As Fall opens, newlyweds and adrenaline junkies Becky (Grace Caroline Currey) and Dan (Mason Gooding) — along with their best friend, Hunter (Virginia Gardner) — are attempting a daring rock climb when a freak accident occurs, resulting in Dan’s death. Heartbroken and inconsolable, Becky retreats from life and into a bottle of Stella Rosa, vowing never to climb again. Cut ahead to one of the most ridiculous timestamps ever featured in a motion picture — 51 weeks later — and Becky is ready to end her life, with only a surprise call from Hunter bringing her back from the edge. A successful Vlogger with a wildly popular YouTube page, Hunter travels the globe engaging in one dangerous stunt after the next, inspired by the death of Dan, who taught her to live life to its fullest, because you never know when it’s going to end. You see, Hunter embraces life, while Becky wants to end hers, a thematically rich study in contrasts if ever there was one. Hunter ultimately convinces Becky to join her on a climb up B67, a long-abandoned television tower outside of L.A. that stands at just over 2,000 feet. Naturally, things take a disastrous turn once they reach the top, and the ladder on which they ascended is now scattered in pieces on the ground. With only fifty feet of rope between them and nothing stable to aid a rappel down, the two find themselves trapped on a four-foot piece of metal nearly half-a-mile in the air. Will they be able to survive such a seemingly hopeless ordeal?

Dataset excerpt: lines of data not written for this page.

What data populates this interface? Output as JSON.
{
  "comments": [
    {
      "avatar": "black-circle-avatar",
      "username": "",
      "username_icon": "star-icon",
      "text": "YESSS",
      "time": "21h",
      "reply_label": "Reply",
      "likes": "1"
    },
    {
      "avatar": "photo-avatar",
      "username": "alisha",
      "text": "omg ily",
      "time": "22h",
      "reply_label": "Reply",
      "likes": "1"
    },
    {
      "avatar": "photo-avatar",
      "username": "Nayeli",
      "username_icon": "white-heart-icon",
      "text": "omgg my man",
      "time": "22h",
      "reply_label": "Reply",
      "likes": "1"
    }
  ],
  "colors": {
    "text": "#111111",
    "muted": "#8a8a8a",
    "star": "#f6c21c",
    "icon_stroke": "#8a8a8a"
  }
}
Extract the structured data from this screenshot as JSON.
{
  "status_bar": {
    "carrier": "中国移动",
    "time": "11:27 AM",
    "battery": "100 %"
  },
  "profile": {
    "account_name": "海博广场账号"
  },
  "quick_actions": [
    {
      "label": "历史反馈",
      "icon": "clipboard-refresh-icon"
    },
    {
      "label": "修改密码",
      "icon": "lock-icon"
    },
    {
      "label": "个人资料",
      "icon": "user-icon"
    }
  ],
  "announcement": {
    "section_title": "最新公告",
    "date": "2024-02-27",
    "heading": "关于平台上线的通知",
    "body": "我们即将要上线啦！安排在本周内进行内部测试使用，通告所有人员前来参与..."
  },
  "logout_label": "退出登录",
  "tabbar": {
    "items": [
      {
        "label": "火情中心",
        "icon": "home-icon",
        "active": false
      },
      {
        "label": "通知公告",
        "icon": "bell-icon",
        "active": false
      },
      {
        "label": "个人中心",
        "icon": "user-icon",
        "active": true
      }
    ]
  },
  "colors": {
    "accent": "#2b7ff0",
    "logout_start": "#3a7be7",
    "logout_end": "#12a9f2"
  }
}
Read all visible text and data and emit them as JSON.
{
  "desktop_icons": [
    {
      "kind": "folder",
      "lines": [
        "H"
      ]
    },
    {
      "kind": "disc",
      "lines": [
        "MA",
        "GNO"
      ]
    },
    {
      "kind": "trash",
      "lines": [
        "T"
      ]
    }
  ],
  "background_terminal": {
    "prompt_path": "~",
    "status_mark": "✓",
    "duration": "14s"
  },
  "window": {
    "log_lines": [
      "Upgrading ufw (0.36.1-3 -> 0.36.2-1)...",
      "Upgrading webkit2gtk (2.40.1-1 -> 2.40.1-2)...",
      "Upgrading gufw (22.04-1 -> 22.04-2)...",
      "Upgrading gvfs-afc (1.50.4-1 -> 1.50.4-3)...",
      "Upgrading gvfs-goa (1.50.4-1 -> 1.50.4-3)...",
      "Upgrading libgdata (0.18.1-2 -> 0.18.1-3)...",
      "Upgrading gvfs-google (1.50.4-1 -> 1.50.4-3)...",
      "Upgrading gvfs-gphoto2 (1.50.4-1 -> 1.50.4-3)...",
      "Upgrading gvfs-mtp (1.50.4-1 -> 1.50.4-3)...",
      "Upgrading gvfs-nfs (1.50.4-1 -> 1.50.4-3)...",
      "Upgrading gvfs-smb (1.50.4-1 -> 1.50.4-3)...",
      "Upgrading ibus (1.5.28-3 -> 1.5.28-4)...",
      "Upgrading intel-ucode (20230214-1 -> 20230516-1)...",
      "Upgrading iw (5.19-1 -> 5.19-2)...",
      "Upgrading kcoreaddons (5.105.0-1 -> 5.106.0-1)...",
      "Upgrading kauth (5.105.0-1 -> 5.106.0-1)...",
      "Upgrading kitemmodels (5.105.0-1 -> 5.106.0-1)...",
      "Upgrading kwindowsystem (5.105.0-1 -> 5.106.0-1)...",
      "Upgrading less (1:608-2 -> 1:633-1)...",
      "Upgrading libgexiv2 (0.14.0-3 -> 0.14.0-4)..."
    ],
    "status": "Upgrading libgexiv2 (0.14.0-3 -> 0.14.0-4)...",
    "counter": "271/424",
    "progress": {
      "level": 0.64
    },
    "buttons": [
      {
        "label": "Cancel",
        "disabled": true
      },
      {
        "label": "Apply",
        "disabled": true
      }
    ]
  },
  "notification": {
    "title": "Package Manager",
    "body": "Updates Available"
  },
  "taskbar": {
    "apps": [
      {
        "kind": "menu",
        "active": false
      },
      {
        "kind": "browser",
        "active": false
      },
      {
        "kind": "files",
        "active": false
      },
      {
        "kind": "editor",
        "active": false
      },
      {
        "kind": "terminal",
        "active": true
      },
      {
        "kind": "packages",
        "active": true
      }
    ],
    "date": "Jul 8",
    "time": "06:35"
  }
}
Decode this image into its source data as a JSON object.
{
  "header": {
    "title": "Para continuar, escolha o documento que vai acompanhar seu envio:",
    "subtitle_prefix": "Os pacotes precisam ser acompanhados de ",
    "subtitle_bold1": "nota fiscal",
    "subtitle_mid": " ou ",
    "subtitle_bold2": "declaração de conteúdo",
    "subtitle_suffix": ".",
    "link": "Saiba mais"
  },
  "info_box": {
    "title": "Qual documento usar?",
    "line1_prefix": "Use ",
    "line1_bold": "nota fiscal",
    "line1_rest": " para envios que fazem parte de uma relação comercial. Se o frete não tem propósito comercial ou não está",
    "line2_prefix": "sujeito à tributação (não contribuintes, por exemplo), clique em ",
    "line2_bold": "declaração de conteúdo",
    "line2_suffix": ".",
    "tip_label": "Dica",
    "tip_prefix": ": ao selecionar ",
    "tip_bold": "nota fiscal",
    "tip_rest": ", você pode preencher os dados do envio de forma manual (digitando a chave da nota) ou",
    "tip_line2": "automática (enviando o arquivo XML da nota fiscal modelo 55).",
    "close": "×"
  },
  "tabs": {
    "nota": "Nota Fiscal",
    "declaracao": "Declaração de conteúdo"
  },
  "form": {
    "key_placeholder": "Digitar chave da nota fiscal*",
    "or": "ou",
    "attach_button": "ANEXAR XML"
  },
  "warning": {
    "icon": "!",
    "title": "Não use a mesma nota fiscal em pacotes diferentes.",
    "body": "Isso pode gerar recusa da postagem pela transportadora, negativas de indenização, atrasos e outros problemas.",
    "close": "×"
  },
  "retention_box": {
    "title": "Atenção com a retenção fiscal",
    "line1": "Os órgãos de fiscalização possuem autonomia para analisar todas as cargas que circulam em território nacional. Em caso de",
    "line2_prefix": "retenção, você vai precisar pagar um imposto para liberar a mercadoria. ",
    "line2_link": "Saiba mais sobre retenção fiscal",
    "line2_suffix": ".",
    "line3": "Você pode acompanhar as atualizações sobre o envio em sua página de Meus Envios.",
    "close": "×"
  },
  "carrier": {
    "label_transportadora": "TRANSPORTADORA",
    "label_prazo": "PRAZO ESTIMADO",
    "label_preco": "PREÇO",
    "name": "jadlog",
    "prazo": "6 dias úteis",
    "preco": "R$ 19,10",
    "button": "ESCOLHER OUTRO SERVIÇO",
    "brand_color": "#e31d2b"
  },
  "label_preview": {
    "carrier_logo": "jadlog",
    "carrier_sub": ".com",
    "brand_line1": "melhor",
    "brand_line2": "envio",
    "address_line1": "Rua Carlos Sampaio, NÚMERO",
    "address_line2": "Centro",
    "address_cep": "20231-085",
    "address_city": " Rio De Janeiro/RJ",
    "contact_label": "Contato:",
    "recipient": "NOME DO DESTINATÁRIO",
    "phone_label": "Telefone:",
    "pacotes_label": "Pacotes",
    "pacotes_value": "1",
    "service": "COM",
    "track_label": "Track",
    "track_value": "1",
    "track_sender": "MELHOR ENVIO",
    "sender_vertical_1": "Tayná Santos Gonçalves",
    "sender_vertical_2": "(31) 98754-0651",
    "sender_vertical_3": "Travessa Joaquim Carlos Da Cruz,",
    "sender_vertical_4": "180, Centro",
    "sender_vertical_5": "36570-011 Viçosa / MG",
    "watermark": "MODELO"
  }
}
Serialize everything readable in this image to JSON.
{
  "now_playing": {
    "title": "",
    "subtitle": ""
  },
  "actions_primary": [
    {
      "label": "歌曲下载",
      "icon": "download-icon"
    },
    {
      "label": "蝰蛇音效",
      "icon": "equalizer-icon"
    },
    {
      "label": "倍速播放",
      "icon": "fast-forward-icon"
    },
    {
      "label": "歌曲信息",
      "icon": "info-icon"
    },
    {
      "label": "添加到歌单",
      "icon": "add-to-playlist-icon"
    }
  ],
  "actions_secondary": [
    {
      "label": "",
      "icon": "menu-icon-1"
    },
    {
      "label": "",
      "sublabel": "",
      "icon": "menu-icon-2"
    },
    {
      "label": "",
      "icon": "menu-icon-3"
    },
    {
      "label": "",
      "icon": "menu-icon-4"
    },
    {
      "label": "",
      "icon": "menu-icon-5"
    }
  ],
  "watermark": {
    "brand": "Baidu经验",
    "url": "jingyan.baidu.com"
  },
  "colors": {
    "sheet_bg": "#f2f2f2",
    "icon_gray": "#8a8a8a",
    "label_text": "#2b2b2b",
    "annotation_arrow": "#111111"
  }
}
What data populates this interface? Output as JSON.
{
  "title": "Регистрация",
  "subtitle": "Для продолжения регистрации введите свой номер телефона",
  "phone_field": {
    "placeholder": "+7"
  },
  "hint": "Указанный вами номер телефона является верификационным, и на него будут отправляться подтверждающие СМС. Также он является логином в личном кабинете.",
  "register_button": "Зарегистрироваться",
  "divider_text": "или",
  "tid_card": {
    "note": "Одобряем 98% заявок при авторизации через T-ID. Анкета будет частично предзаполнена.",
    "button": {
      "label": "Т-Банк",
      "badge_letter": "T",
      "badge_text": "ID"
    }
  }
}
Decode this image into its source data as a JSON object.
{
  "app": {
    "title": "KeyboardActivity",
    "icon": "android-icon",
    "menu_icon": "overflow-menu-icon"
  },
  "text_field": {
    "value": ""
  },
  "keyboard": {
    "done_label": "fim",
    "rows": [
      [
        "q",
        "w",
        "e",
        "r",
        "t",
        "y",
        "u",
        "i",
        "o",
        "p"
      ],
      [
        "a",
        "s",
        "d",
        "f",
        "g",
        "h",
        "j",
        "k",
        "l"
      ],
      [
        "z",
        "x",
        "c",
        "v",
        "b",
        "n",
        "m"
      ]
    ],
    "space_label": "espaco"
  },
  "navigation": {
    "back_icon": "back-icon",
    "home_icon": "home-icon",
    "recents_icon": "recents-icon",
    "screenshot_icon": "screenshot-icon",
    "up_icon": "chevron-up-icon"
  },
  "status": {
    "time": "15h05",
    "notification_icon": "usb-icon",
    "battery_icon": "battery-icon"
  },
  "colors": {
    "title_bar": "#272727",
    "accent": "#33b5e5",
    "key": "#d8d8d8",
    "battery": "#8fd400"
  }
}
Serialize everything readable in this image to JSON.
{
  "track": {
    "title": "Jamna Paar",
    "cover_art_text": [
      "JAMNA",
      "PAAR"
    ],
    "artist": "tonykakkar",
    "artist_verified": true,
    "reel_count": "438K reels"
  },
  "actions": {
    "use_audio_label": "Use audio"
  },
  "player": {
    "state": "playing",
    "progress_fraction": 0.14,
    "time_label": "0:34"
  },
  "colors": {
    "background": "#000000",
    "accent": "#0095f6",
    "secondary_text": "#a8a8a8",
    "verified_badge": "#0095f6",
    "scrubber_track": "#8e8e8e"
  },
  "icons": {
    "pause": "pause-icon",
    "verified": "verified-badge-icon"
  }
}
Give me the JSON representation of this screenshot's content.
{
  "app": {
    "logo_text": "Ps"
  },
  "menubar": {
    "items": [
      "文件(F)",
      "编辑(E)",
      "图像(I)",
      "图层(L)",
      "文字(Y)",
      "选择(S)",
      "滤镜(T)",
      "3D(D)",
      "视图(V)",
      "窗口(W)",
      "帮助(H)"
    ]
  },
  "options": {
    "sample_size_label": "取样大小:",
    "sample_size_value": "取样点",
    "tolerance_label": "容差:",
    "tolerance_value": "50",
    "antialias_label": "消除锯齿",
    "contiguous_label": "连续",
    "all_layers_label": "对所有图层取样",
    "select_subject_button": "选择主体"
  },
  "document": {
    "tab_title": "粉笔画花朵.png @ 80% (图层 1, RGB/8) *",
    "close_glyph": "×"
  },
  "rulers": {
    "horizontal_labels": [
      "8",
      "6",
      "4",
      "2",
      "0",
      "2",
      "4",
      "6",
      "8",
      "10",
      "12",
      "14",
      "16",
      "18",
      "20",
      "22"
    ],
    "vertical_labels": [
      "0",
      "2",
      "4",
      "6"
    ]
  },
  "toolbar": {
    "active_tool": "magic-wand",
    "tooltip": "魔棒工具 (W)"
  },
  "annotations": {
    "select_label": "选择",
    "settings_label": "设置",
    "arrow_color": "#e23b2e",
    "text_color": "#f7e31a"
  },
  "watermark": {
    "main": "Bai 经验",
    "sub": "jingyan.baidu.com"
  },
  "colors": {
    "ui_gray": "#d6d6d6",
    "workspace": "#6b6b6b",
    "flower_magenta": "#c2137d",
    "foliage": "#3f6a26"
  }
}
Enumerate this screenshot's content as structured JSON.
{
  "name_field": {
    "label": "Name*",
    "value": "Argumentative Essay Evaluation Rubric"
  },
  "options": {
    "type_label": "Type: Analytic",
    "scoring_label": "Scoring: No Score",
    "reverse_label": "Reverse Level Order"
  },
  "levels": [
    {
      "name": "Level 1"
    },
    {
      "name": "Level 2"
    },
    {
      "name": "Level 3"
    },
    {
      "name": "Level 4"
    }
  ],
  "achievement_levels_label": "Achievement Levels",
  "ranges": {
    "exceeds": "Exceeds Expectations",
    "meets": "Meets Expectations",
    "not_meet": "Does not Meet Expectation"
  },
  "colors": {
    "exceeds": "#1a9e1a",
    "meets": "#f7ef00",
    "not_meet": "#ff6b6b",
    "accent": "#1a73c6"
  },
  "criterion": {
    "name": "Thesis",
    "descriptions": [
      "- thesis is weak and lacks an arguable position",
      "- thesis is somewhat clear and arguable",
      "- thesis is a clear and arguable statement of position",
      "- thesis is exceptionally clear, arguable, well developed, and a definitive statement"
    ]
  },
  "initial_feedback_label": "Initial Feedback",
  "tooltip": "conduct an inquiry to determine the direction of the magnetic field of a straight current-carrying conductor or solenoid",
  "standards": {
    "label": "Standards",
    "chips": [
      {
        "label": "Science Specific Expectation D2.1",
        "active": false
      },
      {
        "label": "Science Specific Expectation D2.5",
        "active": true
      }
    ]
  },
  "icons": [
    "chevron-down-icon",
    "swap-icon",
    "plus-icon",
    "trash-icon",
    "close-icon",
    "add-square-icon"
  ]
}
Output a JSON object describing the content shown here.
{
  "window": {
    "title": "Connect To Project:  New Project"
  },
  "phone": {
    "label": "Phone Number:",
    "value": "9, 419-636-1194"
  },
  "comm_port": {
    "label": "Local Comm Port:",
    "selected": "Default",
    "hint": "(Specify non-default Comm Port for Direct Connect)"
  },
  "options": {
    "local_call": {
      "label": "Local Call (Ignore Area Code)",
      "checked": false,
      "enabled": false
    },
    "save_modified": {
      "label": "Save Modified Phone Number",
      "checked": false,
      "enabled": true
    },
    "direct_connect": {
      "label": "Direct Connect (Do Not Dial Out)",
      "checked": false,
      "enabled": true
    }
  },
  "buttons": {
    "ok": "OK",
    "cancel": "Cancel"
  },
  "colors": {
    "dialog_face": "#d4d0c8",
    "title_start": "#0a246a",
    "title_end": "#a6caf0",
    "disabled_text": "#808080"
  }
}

While the premise of Fall is certainly more solid than the rust-bucket television tower on which our protagonists find themselves, Mann and co-writer Jonathan Frank mainly use the situation for Becky and Hunter to perform a post-mortem on their friendship, uncovering all sorts of melodramatic bullshit that only serves to pad an already too-long 107-minute runtime. Never once do the filmmakers try to burrow into the mindset of their characters, the myriad emotions that would arise out of such a treacherous situation, trapped as they are on a metal plate in the desert, with the sun beating down and vultures circling overhead. Every once in awhile they are given a specific task — fetch a backpack filled with water just out of reach or fly a drone that desperately needs to be charged — but there is oddly no sense of urgency or peril conjured. Becky and Hunter seem more mildly annoyed than actually fearful for their lives, and while it would be easy to fault the rather green actresses, the script gives them absolutely nothing to work with, save for the occasional thoughtful stare into the distance. It doesn’t help that the pair are so high up in the air that it renders shots with the ground in view virtually impossible, neutering the entire visual enterprise in the process. When such imagery does occur, the background is rendered as nothing but a smear of browns and grays, which is quite realistic but also remarkably boring. The aforementioned unsightly green screen certainly doesn’t help matters, nor does the fact that there are no cutaways to stunt people actually climbing and traversing such heights because, A) the budget would never allow it and B) no municipality would ever permit climbers on such a structure, regardless of experience. As is, the film exists simply as a steady stream of medium shots of the actors, when what is desperately needed is a sense of space and perspective. Only in the final stretch does the movie truly come alive, embracing a campiness that appears out of nowhere but is wholly welcome after the mind-numbing solemnity that came before it (although the twist that occurs before this section — yes, somehow this film has a twist — is both obvious and profoundly derivative). But despite this last-minute goosing, it’s fair to guess that few viewers indeed will be falling for Fall.